0.2.10 Quadtrees and Octrees
A quadtree is a hierarchical data structure often used for image
representation. Quadtrees encode two-dimensional images by placing
subsections of the image into a tree structure much like a binary
tree. Unlike a binary tree where every tree node has up to two
children, in a quadtree every node can have up to four children. Each
node stores a particular piece of the overall image.
Quadtrees operate by means of recursively decomposing space.
While several specialized types of quadtrees exist, the most common
type are known as region quadtrees.
In such trees the image to be encoded and stored is partitioned into
four quadrants. Each quadrent is then represented by a node in the
tree. The root of the quadtree represents the entire stored image
while each of it's four children represent a different fourth of the
image. This process continues; each of the quadrants represented by
the children of the root is again partitioned into four sub-quadrants
and represented by the root's grandchildren nodes. This process
continues until a region being stored is sufficiently simple that it
can be wholly encoded in one node. Sometimes this means that we
continue breaking the image down until every individual pixel is
stored at some leaf node. Other times a region larger than a pixel is
sufficiently homogeneous that it can be represented at a leaf node and
requires no further decomposition. For example, if an entire quadrent
is one color it does not make sense to continue to decompose it.

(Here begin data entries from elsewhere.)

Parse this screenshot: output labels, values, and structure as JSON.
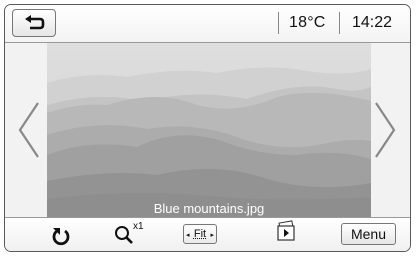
{
  "header": {
    "back_icon": "back-arrow-icon",
    "temperature": "18°C",
    "time": "14:22"
  },
  "viewer": {
    "filename": "Blue mountains.jpg",
    "prev_icon": "chevron-left-icon",
    "next_icon": "chevron-right-icon"
  },
  "toolbar": {
    "rotate_icon": "rotate-icon",
    "zoom_label": "x1",
    "zoom_icon": "zoom-icon",
    "fit_label": "Fit",
    "slideshow_icon": "slideshow-icon",
    "menu_label": "Menu"
  },
  "colors": {
    "frame": "#5a5a5a",
    "background": "#f2f2f2",
    "photo_sky": "#d7d7d7",
    "photo_ridge_dark": "#8e8e8e"
  }
}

The regions represented by nodes in a quadtree are sometimes named
after map directions (northwest, northeast, southwest, southeast).
An octree is essentially the same thing as a quadtree however each
node in an octree has eight children instead of four. This makes
octrees good candidates for representing three-dimensional objects in
memory because instead of breaking the image into four quadrants the
octree breaks the image into eight blocks. These blocks are then
recursively decomposed into eight sub-blocks. This process, as in the
quadtree, continues until a blocks is sufficiently homogenous that it
can be represented by one node.
An interesting property of both quadtrees and octrees is that they
support a form of data compression. By never traversing below a
certain level of the tree structure it is possible to filter out the
"details" of the image opting, instead, for a less-precise but smaller
version of the data. Such a compression could be accomplished by
means of a breadth-first traversal of the tree data structure.